======== EXERCISE DATA ========
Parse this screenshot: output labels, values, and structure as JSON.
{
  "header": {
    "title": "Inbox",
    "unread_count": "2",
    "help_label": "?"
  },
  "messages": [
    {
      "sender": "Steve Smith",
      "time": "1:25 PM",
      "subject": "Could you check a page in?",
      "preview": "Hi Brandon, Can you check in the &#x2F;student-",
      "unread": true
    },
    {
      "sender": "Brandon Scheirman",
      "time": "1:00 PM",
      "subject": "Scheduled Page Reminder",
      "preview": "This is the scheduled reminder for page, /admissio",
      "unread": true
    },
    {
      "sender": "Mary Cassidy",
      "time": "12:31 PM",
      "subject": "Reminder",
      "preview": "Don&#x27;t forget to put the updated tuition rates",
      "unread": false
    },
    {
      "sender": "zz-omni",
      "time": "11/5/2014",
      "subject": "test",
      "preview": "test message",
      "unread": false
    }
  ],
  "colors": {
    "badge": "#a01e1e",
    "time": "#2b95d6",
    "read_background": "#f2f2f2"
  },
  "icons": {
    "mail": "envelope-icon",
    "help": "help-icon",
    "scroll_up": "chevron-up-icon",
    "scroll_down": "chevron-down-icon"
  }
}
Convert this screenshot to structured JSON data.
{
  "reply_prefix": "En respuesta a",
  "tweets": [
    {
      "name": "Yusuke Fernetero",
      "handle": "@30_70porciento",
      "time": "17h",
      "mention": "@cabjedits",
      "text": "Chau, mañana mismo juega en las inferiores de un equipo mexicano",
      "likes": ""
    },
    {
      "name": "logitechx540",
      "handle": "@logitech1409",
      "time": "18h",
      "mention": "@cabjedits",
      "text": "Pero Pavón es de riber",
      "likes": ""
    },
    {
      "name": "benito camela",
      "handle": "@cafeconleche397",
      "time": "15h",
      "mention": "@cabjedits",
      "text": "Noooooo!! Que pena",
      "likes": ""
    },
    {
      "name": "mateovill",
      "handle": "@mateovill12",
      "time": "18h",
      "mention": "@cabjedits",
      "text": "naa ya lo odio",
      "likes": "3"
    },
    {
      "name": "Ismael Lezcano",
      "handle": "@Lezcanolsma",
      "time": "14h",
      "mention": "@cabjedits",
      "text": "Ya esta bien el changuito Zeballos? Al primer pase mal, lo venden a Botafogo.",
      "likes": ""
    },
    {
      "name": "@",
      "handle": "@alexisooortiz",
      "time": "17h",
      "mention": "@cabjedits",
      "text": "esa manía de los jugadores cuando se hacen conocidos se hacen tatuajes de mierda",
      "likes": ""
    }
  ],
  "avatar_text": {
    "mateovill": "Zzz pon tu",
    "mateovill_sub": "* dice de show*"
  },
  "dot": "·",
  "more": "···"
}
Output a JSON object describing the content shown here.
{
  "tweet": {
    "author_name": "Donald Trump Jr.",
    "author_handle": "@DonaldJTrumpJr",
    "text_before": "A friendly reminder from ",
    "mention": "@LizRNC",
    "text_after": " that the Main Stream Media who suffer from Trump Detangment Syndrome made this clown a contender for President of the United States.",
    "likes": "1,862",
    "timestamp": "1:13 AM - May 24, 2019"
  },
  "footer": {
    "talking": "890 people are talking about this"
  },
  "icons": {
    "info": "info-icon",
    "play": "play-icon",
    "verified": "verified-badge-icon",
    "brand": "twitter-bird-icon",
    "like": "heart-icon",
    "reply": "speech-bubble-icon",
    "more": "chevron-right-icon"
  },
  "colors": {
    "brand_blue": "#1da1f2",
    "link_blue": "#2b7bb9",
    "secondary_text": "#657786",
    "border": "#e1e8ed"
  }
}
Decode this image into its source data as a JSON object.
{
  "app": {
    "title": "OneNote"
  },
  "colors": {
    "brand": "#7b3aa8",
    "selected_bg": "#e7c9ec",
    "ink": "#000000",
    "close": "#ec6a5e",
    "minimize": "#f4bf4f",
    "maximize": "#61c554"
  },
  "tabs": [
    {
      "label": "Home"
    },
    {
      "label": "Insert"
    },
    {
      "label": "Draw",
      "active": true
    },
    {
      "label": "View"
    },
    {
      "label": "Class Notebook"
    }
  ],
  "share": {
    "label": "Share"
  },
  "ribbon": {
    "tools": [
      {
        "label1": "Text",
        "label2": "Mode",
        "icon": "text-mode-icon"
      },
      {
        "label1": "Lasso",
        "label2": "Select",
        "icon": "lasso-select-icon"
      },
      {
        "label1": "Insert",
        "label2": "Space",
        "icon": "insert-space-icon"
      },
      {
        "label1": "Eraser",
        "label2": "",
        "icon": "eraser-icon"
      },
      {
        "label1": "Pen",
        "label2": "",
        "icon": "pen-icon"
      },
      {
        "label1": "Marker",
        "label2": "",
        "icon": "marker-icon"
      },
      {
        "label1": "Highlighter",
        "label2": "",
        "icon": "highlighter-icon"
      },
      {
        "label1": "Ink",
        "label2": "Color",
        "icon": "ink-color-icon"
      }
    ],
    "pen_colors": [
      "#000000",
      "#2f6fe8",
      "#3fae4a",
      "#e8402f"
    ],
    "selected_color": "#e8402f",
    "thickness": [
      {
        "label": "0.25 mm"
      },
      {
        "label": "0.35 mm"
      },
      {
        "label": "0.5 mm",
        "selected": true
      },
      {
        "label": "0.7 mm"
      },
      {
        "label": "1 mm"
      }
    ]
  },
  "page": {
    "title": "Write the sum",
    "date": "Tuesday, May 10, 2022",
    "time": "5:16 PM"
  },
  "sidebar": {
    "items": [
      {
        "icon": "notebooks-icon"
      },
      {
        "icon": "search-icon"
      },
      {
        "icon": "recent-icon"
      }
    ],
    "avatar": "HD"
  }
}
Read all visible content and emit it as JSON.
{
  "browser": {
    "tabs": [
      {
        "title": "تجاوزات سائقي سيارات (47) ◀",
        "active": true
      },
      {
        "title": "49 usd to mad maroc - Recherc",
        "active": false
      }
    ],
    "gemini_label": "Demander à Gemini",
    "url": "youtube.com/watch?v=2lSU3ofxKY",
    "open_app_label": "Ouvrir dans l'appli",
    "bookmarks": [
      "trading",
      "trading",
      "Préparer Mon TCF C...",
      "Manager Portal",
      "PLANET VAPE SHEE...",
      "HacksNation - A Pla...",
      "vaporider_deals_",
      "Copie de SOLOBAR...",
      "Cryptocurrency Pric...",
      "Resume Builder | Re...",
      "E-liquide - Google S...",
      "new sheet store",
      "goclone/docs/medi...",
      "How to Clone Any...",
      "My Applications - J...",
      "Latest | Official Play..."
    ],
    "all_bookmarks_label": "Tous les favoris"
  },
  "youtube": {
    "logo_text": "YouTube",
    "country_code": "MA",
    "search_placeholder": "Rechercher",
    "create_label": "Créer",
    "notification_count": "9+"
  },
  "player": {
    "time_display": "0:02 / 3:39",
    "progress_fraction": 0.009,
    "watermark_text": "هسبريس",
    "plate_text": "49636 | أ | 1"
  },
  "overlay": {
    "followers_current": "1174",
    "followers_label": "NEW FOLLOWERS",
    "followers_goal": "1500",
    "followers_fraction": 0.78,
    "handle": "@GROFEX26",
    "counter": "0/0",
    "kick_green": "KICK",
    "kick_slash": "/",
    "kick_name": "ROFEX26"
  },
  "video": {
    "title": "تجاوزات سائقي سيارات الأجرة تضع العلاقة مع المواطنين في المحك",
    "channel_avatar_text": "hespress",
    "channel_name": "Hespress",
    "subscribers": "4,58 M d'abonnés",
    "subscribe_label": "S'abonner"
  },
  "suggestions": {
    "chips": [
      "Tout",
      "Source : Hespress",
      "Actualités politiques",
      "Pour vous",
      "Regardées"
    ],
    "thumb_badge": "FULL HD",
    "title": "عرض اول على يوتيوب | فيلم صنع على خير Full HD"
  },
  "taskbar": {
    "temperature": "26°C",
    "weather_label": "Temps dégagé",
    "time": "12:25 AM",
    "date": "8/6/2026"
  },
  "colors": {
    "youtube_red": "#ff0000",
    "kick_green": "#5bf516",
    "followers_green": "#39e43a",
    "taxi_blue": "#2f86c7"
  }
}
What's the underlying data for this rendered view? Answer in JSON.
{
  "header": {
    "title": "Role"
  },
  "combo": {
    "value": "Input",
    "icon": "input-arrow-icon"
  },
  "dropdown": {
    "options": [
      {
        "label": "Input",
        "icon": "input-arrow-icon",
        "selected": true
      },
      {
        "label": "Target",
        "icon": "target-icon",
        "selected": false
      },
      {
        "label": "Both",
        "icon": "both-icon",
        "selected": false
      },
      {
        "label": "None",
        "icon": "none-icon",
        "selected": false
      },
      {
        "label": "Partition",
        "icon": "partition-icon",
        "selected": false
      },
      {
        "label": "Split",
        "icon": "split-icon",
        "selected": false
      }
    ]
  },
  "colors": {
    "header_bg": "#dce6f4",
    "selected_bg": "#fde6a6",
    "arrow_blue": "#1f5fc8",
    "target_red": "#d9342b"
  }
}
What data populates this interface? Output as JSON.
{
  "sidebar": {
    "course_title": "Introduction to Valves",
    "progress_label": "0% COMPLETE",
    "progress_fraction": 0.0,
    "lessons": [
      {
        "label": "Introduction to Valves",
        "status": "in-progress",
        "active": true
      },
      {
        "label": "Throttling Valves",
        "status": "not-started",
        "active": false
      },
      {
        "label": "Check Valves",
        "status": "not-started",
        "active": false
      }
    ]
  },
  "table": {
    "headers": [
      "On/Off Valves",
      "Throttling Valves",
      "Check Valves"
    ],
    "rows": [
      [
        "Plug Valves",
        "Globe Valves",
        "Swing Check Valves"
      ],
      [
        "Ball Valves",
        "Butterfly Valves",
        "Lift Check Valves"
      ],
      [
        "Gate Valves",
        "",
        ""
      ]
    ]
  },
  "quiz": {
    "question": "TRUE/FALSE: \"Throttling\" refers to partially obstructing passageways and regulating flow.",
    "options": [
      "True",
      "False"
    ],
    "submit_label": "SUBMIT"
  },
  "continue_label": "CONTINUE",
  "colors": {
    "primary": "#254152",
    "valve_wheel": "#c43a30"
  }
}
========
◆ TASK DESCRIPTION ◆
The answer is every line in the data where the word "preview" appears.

◆ WRITTEN REPLY ◆
      "preview": "Hi Brandon, Can you check in the &#x2F;student-",
      "preview": "This is the scheduled reminder for page, /admissio",
      "preview": "Don&#x27;t forget to put the updated tuition rates",
      "preview": "test message",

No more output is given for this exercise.